The Mind of Christ

Below is the manuscript for my sermon on April 9, 2017. It is based off of Philippians 2:5-11.

In Philippians chapter 2 Paul issues a reminder. The letter to the Philippians was written to a church which was in conflict. People weren’t getting along, and different factions were looking to come out on top over the other. I’m sure that doesn’t sound familiar at all. Paul, interestingly enough, didn’t take sides. Instead, he gave the different parties (all of whom were trying to follow Christ faithfully) a reminder of the path on which they’d been called to walk. That path is the mind of Christ.

When we live with the mind of of Christ we become transformed. Not only internally, but also in our inter-personal relationships. And there is a big reason for this. You see Christ’s “mind” is actually a way of life which gives up glory. As Philippians 2:6 point out,

“He did not consider equality with God as something to be grasped.”

Even though the pre-incarnate Son was in very nature God, and existed in a state of eternal glory and joy, the Son chose to empty himself rather to grasp on to his exalted position. In place of his exalted glory, he took on our humanity — and subjected himself to the full human experience — our joys, sorrows, trials, temptations, and struggles (both positive and negative).

Why would Christ do this? For one reason, his is a mind which lives to serve. Jesus’ obedience to his Heavenly Father was done in service to us. Jesus even says this during his earthly ministry in Matthew 20:28,

“The Son of Man came not to be served but to serve, and to give his life as a ransom for many.”

And this is what Paul highlights. Not only did Jesus become an obedient servant, he became an obedient servant to the point of death — even a death as horrific as a cross.

We are called to be this type of servant for one another. People who are willing to both empty ourselves of any notion we have of our own exalted state and who are willing to give ourselves up in order to see the other blessed. When we want nothing more than to serve, the church works.

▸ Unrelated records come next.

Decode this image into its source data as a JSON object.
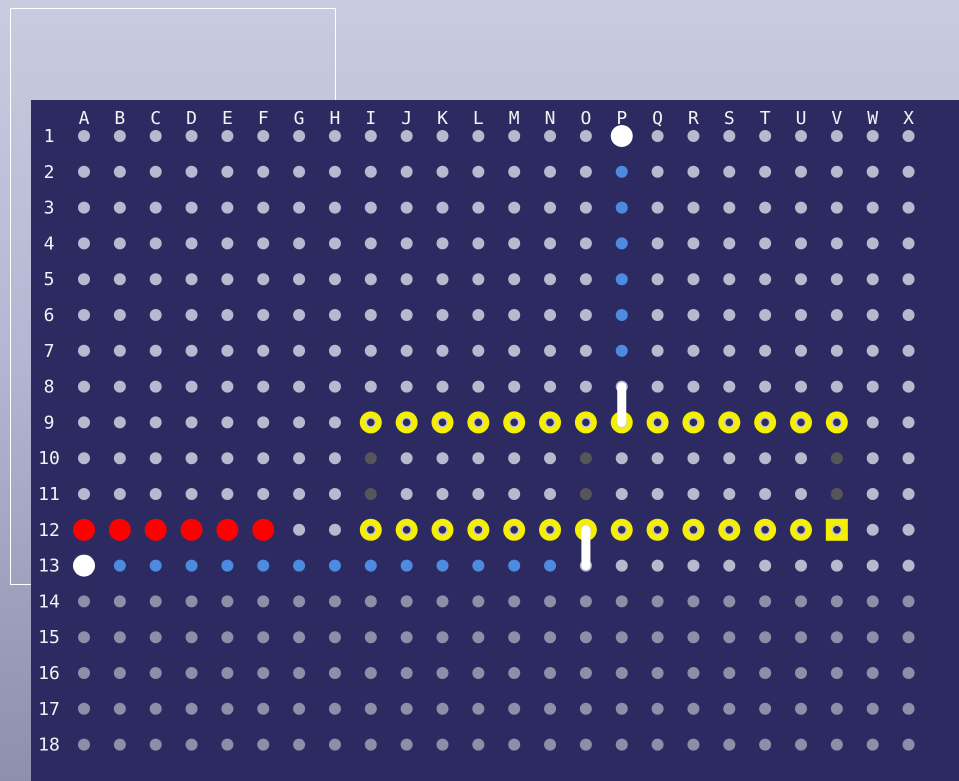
{
  "columns": [
    "A",
    "B",
    "C",
    "D",
    "E",
    "F",
    "G",
    "H",
    "I",
    "J",
    "K",
    "L",
    "M",
    "N",
    "O",
    "P",
    "Q",
    "R",
    "S",
    "T",
    "U",
    "V",
    "W",
    "X"
  ],
  "rows": [
    "1",
    "2",
    "3",
    "4",
    "5",
    "6",
    "7",
    "8",
    "9",
    "10",
    "11",
    "12",
    "13",
    "14",
    "15",
    "16",
    "17",
    "18"
  ],
  "colors": {
    "board": "#2c2a60",
    "hole": "#b8b8cf",
    "hole_dim": "#8e8ea8",
    "blue_hole": "#4d8be0",
    "red_pin": "#ff0000",
    "yellow_pin": "#f5f000",
    "white_pin": "#ffffff",
    "dark_mark": "#55555a"
  },
  "pieces": {
    "white_markers": [
      "P1",
      "A13"
    ],
    "blue_holes": [
      "P2",
      "P3",
      "P4",
      "P5",
      "P6",
      "P7",
      "B13",
      "C13",
      "D13",
      "E13",
      "F13",
      "G13",
      "H13",
      "I13",
      "J13",
      "K13",
      "L13",
      "M13",
      "N13"
    ],
    "red_pins": [
      "A12",
      "B12",
      "C12",
      "D12",
      "E12",
      "F12"
    ],
    "yellow_ring_pins": [
      "I9",
      "J9",
      "K9",
      "L9",
      "M9",
      "N9",
      "O9",
      "P9",
      "Q9",
      "R9",
      "S9",
      "T9",
      "U9",
      "V9",
      "I12",
      "J12",
      "K12",
      "L12",
      "M12",
      "N12",
      "O12",
      "P12",
      "Q12",
      "R12",
      "S12",
      "T12",
      "U12"
    ],
    "yellow_square_pins": [
      "V12"
    ],
    "dark_marks": [
      "I10",
      "I11",
      "O10",
      "O11",
      "V10",
      "V11"
    ],
    "wires": [
      {
        "from": "P8",
        "to": "P9"
      },
      {
        "from": "O12",
        "to": "O13"
      }
    ]
  }
}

As important as Jesus’ mind is for us, who claim to be his disciples, I believe this image of self-emptying and sacrifice is what the world needs to see.

Our world is grasping for power — Chemical Weapons have been deployed in Syria (in response our country launches missiles), hateful fanaticism is stoked up through Isis, North Korea is on the verge of developing a ballistic missile which can reach the United States, and White Supremacists here at home seem to feel like American politics has suddenly validated their demonic hatred of “the other.” This morning I read of two churches in Egypt which have been the target of terrorist attacks during Palm Sunday worship, killing 27 people. The nations of this world, and it denizens, want glory — and they’ll grasp out mercilessly not only to seize it for themselves, they’ll also make sure no one else is able to obtain it. After all, what could be more important than “winning?”

And in the way of violence and hatred and jealously and envy and pride stands an instrument of torture — the cross upon which our savior bled and died. And its weakness, expressed in this world though the “mind of Christ,” declares with blunt compassion, “This is the only way to glory — all your striving leads only to misery.”

This is why “mind of Christ” is so important. Without this “mind,” after all, there is no Holy Week. Christ came to Jerusalem not to be served but to serve. To be betrayed, abandoned, condemned, and offer forgiveness even he died. This is what it took to see the powers of sin and death vanquished – service, not domination. As we walk with Jesus on his journey to the Cross we experience again the “mind of Christ”. And recognize anew where it leads.

And, even though there is a cross before us, in the end God is the one who validates the service done by those who have “the mind of Christ.” See, we don’t serve now simply to get a reward later, that’s called employment. We serve because of the joy we have in humbling ourselves, and the love which wells up for others from the depths of our being by the power of Holy Spirit. But in the end, God does say, “Yes, that is what I want from my image-bearers.” And, again, Jesus is our example.

Jesus didn’t go through everything he went through in order to be given a Kingdom. As the eternal Son of God, by rights all Creation is his. He suffered and died because he wanted to free us from sin and death. His subsequent resurrection and exaltation was the exclamation point on all he’d done. Because Jesus emptied himself and because he went to the cross for others, every knee will bow before him and every tongue will confess, “Jesus Christ is Lord.” To the glory of God the Father.

May we live in service never even hoping to receive glory for ourselves, but be always pointing toward the one to whom all glory is due — and to the Lamb of God who is seated on the throne. Amen.